The Career Enhancement Fellowship, funded by the Andrew W. Mellon Foundation and administered by the Woodrow Wilson Foundation, seeks to increase the presence of underrepresented junior and other faculty members in the arts and humanities by creating career development opportunities for selected Fellows with promising research projects.
Assistant Professor of English Mecca Jamilah Sullivan is among the 32 faculty members nationwide to be named a 2020 Fellow.
Sullivan's research explores the links between poetic form and social location in African American and African diasporic women’s literature and culture.
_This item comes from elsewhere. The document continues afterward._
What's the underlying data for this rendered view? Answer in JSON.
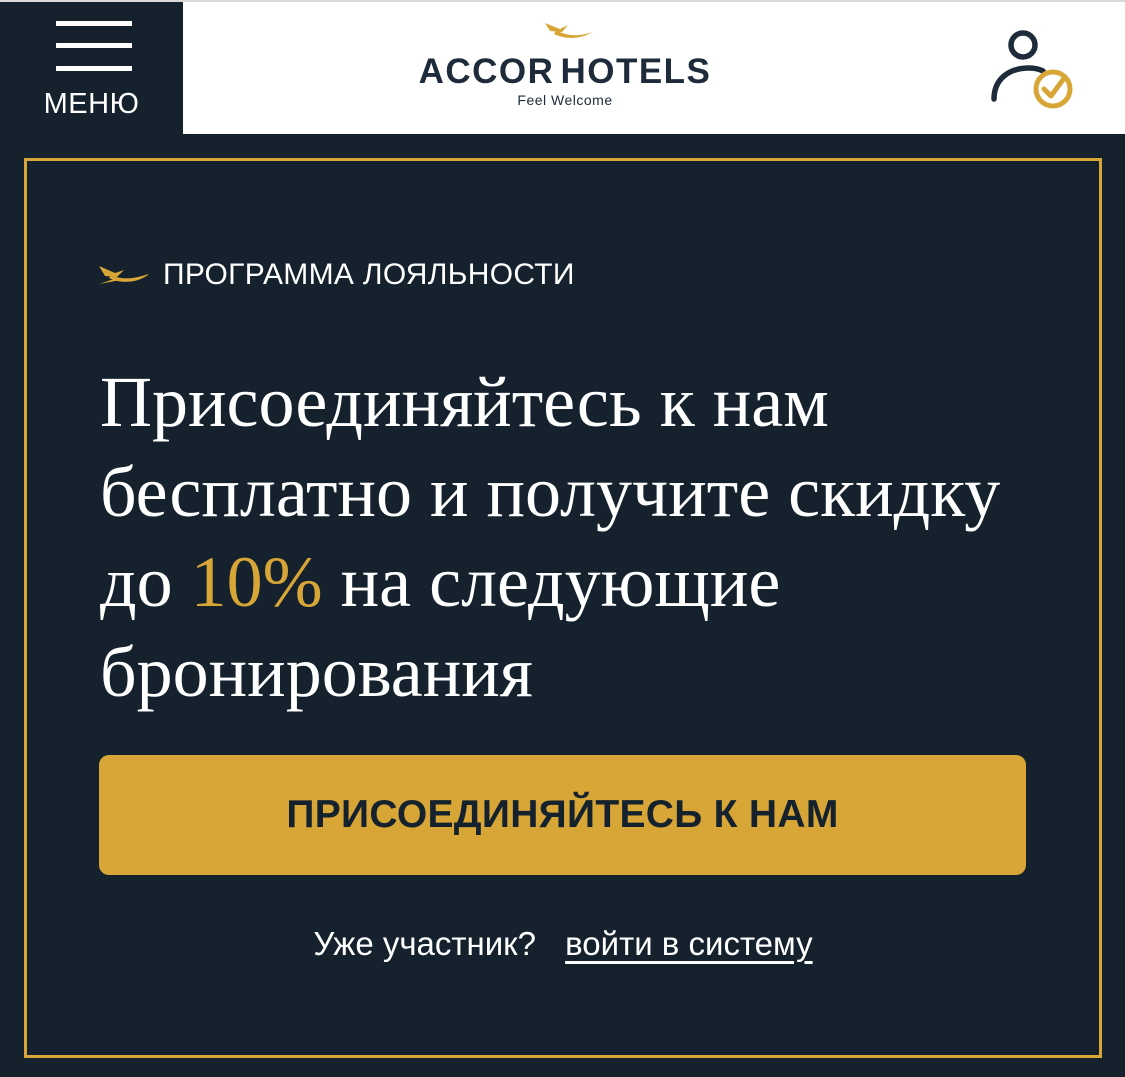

Her current book project, The Poetics of Difference: Queer Feminist Forms in the African Diaspora, considers the social and political resonances of formally subversive works by contemporary women writers, performers, and artists of the diaspora.
"Since the height of the post-civil rights and decolonization movements, black women poets and artists have actively engaged in a politically rooted experimentalism that remains underexplored in contemporary scholarship," says Sullivan.
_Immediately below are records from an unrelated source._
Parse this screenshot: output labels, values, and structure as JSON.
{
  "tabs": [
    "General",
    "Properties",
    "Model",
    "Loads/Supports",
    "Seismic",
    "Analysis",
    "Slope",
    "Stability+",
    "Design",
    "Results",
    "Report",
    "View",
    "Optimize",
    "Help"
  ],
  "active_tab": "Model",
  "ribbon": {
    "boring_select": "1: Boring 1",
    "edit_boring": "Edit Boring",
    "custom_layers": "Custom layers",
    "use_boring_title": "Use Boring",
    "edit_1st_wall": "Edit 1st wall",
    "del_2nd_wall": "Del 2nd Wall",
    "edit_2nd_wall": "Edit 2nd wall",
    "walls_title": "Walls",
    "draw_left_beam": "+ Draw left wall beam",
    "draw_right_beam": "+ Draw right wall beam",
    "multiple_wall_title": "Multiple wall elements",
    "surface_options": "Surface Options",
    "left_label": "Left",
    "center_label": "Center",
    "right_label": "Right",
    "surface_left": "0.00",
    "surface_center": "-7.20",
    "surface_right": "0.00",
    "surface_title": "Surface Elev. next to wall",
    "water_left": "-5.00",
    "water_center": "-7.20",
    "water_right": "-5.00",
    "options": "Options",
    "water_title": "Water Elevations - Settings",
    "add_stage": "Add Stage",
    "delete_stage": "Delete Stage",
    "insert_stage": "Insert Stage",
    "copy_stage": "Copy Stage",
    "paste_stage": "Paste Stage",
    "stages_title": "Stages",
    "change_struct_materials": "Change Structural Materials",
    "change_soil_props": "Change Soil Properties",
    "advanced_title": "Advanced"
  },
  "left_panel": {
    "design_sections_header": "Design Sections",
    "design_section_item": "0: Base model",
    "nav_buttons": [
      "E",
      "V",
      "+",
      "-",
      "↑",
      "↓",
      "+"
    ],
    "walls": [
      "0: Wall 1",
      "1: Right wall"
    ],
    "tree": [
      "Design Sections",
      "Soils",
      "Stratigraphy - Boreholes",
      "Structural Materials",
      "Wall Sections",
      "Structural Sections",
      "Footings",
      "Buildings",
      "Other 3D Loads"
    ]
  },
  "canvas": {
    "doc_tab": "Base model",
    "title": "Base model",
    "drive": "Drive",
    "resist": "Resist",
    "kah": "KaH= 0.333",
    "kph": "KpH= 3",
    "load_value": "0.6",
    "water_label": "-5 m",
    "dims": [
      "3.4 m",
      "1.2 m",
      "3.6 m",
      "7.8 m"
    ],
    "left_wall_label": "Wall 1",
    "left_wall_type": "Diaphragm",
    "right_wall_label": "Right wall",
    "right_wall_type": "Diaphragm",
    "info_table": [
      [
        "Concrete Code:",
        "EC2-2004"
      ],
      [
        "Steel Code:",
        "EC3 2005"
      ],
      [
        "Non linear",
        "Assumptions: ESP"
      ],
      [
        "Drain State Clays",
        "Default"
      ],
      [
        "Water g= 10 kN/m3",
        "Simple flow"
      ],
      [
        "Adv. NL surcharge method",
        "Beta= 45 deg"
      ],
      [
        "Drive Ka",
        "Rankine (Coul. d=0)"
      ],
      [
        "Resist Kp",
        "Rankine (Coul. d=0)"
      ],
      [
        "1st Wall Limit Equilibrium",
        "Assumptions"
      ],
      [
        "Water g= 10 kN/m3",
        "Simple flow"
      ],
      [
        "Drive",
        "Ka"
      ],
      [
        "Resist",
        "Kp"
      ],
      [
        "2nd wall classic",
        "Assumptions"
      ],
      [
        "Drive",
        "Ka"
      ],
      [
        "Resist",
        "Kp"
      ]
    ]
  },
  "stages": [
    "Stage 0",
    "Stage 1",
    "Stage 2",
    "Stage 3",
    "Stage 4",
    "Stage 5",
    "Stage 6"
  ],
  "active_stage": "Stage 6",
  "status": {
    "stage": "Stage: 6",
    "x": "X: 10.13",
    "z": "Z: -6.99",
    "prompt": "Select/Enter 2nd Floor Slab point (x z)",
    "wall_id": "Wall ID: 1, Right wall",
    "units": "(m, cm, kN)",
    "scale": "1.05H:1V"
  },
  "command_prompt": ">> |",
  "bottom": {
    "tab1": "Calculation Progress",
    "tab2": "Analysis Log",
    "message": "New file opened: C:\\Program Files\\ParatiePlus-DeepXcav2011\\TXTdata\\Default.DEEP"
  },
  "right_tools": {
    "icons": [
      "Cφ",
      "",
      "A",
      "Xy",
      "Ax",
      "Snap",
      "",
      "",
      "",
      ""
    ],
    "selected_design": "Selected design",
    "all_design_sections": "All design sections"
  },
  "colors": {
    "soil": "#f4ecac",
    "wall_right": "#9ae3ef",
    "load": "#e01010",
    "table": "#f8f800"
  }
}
In her research, Sullivan explores the politics of experiment in the works of foundational diasporic writers such as Audre Lorde, Ntozake Shange, and Ama-Ata Aidoo, drawing connections to a broader archive of underexplored Afrodiasporic queer and feminist experimentalism that includes American poet Akilah Oliver, Canadian experimentalist Marlene NourbeSe Philip, Haitian-American lesbian poet Lenelle Moïse, Trinidadian-Canadian lesbian writer Dionne Brand, South African lesbian photographer Zanele Muholi, and the queer Cuban hip-hop group Las Krudas Cubensi.
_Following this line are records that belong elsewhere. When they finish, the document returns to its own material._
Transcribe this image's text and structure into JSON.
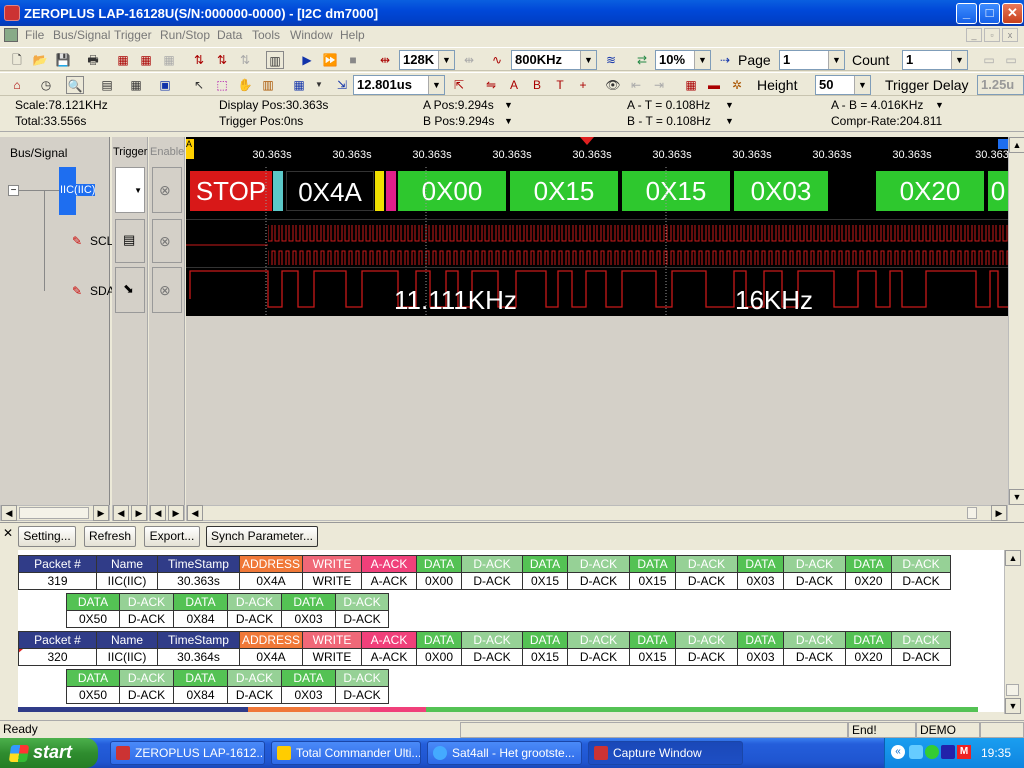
{
  "window": {
    "title": "ZEROPLUS LAP-16128U(S/N:000000-0000) - [I2C dm7000]",
    "min": "_",
    "max": "□",
    "close": "✕"
  },
  "menu": [
    "File",
    "Bus/Signal",
    "Trigger",
    "Run/Stop",
    "Data",
    "Tools",
    "Window",
    "Help"
  ],
  "toolbar1": {
    "memory": "128K",
    "frequency": "800KHz",
    "trigger_pct": "10%",
    "page_label": "Page",
    "page_value": "1",
    "count_label": "Count",
    "count_value": "1"
  },
  "toolbar2": {
    "time": "12.801us",
    "height_label": "Height",
    "height_value": "50",
    "trigger_delay_label": "Trigger Delay",
    "trigger_delay_value": "1.25u"
  },
  "info": {
    "scale": "Scale:78.121KHz",
    "total": "Total:33.556s",
    "display_pos": "Display Pos:30.363s",
    "trigger_pos": "Trigger Pos:0ns",
    "a_pos": "A Pos:9.294s",
    "b_pos": "B Pos:9.294s",
    "a_t": "A - T = 0.108Hz",
    "b_t": "B - T = 0.108Hz",
    "a_b": "A - B = 4.016KHz",
    "compr": "Compr-Rate:204.811"
  },
  "signals": {
    "header": "Bus/Signal",
    "trigger_header": "Trigger",
    "enable_header": "Enable",
    "bus": "IIC(IIC)",
    "scl": "SCL",
    "sda": "SDA"
  },
  "ruler": {
    "ticks": [
      "30.363s",
      "30.363s",
      "30.363s",
      "30.363s",
      "30.363s",
      "30.363s",
      "30.363s",
      "30.363s",
      "30.363s",
      "30.363"
    ],
    "cursor_a": "A"
  },
  "wave_packets": [
    "STOP",
    "0X4A",
    "0X00",
    "0X15",
    "0X15",
    "0X03",
    "0X20",
    "0"
  ],
  "measure": {
    "f1": "11.111KHz",
    "f2": "16KHz"
  },
  "buttons": {
    "setting": "Setting...",
    "refresh": "Refresh",
    "export": "Export...",
    "synch": "Synch Parameter..."
  },
  "table": {
    "headers_row1": [
      "Packet #",
      "Name",
      "TimeStamp",
      "ADDRESS",
      "WRITE",
      "A-ACK",
      "DATA",
      "D-ACK",
      "DATA",
      "D-ACK",
      "DATA",
      "D-ACK",
      "DATA",
      "D-ACK",
      "DATA",
      "D-ACK"
    ],
    "headers_row2": [
      "DATA",
      "D-ACK",
      "DATA",
      "D-ACK",
      "DATA",
      "D-ACK"
    ],
    "packets": [
      {
        "row1": [
          "319",
          "IIC(IIC)",
          "30.363s",
          "0X4A",
          "WRITE",
          "A-ACK",
          "0X00",
          "D-ACK",
          "0X15",
          "D-ACK",
          "0X15",
          "D-ACK",
          "0X03",
          "D-ACK",
          "0X20",
          "D-ACK"
        ],
        "row2": [
          "0X50",
          "D-ACK",
          "0X84",
          "D-ACK",
          "0X03",
          "D-ACK"
        ]
      },
      {
        "row1": [
          "320",
          "IIC(IIC)",
          "30.364s",
          "0X4A",
          "WRITE",
          "A-ACK",
          "0X00",
          "D-ACK",
          "0X15",
          "D-ACK",
          "0X15",
          "D-ACK",
          "0X03",
          "D-ACK",
          "0X20",
          "D-ACK"
        ],
        "row2": [
          "0X50",
          "D-ACK",
          "0X84",
          "D-ACK",
          "0X03",
          "D-ACK"
        ]
      }
    ]
  },
  "status": {
    "ready": "Ready",
    "end": "End!",
    "mode": "DEMO"
  },
  "taskbar": {
    "start": "start",
    "tasks": [
      "ZEROPLUS LAP-1612...",
      "Total Commander Ulti...",
      "Sat4all - Het grootste...",
      "Capture Window"
    ],
    "clock": "19:35"
  }
}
"Bringing together literary, feminist, queer, and black cultural studies methodologies, I forward a new reading strategy for understanding these artists’ critical and theoretical contributions, and consider how their formal choices intervene in our understandings of human sociality and political life."
Sullivan's scholarly work has earned honors from the American Association of University Women, the Social Sciences Research Council, the Mellon Foundation, Duke University, Rutgers University, Williams College, and others, and has been published in American Literary History; GLQ: Journal of Lesbian and Gay Studies; American Quarterly; College Literature; Women’s Studies; The Scholar and Feminist; Palimpsest: a Journal on Women, Gender, and the Black International; Jacket2; and other publications. She is also the author of a short story collection, Blue Talk and Love (2015). Her fiction has received support and honors from Bread Loaf, Yaddo, and the NEA. In 2018, she earned the Judith Markowitz Award for Emerging Writers from Lambda Literary.
"My research projects are closely related to my teaching in the areas of poetry and poetics, African diaspora feminism, gender and sexuality studies, and creative writing. I’m eager to bring my future research back into the classroom at Bryn Mawr," says Sullivan.
Bryn Mawr's English Department offers a wide range of courses in literatures of the English-speaking world, from medieval romances to contemporary novels and film. Students develop their own paths through the major, experimenting with historical periods, genres, forms and methodologies that might be unfamiliar, while also developing expertise in areas of specific interest to them.